Kang Yech is the former Deputy Town Mayor of Akobo. He underscored that many manage to coexist peacefully, saying that when their area is flooded, the community crosses to Gambella and settles for about three months, only returning when the water level has reduced. But he, too, fears the consequences of conflicts along the border. He blamed insecurities at the border on a lack of basic services and absent support from the government. He described the root causes as economic: “If a community person has a farm, he will not disturb another person because he has food, but right now, people are not farming because there are no seeds.”
Transboundary cooperation is key to transforming the multitude of conflicts and their underlying causes. Ethiopia and South Sudan had already agreed to implement several joint economic development programmes disrupted mainly by violent conflict in both countries and lacking financial resources. In 2017 both nations signed several agreements to strengthen cooperation on security, trade, and development along the borders. Part of these agreements was the plan to construct roads linking Gambella to Paluoch through Pagak. The construction of another road that would connect Ethiopia’s Dima to Jonglei’s capital Bor was also part of the plan.
Such infrastructure projects are urgently needed to start up large scale livelihood activities targeting the youth. Poverty and conflict interact to generate a negative spiral in the Akobo-Gambella region. Poverty and hunger are among the reasons why youth conduct cattle raids, and fear of retaliation curtails farming and income generation opportunities.

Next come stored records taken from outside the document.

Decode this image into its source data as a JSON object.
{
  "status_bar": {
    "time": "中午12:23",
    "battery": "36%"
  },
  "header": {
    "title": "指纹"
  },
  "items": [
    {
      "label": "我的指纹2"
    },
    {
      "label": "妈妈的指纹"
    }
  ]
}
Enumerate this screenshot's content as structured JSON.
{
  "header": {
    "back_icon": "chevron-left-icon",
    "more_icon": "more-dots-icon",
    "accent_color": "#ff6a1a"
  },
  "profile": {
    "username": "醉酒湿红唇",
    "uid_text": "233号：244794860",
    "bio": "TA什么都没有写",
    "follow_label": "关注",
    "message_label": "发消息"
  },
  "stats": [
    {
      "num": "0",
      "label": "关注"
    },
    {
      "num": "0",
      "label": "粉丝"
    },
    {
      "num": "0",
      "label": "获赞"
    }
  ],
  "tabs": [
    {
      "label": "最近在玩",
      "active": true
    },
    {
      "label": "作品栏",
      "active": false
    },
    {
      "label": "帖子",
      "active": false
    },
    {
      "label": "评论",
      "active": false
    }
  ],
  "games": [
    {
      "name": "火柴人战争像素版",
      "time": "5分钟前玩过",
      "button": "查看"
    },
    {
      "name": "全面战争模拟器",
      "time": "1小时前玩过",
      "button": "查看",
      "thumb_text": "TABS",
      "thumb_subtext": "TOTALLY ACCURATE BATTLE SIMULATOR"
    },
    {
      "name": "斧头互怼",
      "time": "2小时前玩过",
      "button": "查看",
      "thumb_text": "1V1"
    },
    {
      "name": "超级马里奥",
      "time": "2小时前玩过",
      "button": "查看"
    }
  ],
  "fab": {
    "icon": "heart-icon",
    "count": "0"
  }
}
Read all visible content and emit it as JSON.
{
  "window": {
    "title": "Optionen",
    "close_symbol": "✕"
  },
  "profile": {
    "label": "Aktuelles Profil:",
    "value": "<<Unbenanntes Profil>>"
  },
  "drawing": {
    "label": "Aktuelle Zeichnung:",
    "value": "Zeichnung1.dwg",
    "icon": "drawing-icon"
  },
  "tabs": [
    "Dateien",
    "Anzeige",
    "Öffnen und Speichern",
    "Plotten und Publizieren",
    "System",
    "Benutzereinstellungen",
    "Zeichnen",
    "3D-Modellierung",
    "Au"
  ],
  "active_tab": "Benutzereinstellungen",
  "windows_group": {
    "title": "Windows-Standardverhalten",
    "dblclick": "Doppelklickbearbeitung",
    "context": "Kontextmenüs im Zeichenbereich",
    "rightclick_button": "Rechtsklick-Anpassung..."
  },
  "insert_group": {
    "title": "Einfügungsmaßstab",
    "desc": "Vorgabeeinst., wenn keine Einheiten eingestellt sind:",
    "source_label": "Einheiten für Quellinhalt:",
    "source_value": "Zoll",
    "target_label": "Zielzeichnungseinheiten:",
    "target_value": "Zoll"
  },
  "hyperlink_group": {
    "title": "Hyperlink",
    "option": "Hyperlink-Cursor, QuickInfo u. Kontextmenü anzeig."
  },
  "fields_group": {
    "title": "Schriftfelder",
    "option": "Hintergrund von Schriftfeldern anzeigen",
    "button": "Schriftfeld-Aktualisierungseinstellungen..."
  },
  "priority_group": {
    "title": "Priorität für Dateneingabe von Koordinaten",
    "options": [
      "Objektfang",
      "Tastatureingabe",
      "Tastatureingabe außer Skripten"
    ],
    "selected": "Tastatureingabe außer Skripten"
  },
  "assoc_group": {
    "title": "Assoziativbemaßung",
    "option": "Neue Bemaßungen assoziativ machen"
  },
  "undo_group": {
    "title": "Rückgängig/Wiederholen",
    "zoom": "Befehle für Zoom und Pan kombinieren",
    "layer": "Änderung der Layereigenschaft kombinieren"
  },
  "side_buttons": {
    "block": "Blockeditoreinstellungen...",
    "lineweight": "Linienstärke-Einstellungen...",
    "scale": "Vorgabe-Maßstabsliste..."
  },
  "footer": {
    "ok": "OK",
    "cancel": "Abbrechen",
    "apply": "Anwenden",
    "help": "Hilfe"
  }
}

At the same time, boys experience continual pressure to earn money to pay dowry and get a bride, which is a minimum requirement for social respectability.
To break the cycle of local and cross-border violent conflict, the Eastern Nile Technical Regional Office (ENTRO), one of the three centres of the Nile Basin Initiative (NBI), conducted the BARO-AKOBO-SOBAT (BAS) Multipurpose Water Resource Development Study Project (BAS-MWRDS) and published its findings already in July 2017.
Ethiopia and South Sudan have a common responsibility.
The Akobo-Gambella floodplains transboundary development programme is one of the three short-term projects proposed as part of the BAS-MWRDS. The three short-term projects are based on the sustainable development of water resources.
They aim at providing inter-sectoral benefits and improving people’s livelihoods in the sub-basin. The Akobo-Gambella programme is designed around solar pumping and the provision of water for various uses – potable water supply, sanitation, livestock watering, capture fisheries, aquaculture, small scale irrigation and capacity building.
“The main purpose of the programme was defined by the key stakeholders of the Baro-Akobo-Sobat sub-basin during the baseline workshop held in Adama in April 2016. The programme should help reduce transboundary conflicts associated with water, improve food security and lead to improved livelihoods,” the study highlights. Once implemented, the programme is expected to support economic development and opportunities for livelihood enhancement to support a generalised reduction in violent conflict and poverty and enable communities to become increasingly self-reliant.
Since the study was published, little progress has been made with both countries entangled in internal struggles. But in April, James Pitia Morgan, Ambassador Extraordinary, Plenipotentiary to Ethiopia and Permanent Representative of South Sudan to the African Union (AU), the Intergovernmental Authority on Development (IGAD) and the United Nations Economic Commission for Africa (UNECA) told the Ethiopian News Agency (ENA) that Ethiopia and South Sudan should revive opportunities for new heights. “Ethiopia and South Sudan have a common responsibility to ascertain the political, security, stability and peace in the Horn of Africa and also maintain economic development of the two countries, promoting economic integration in the Horn of Africa,” he said.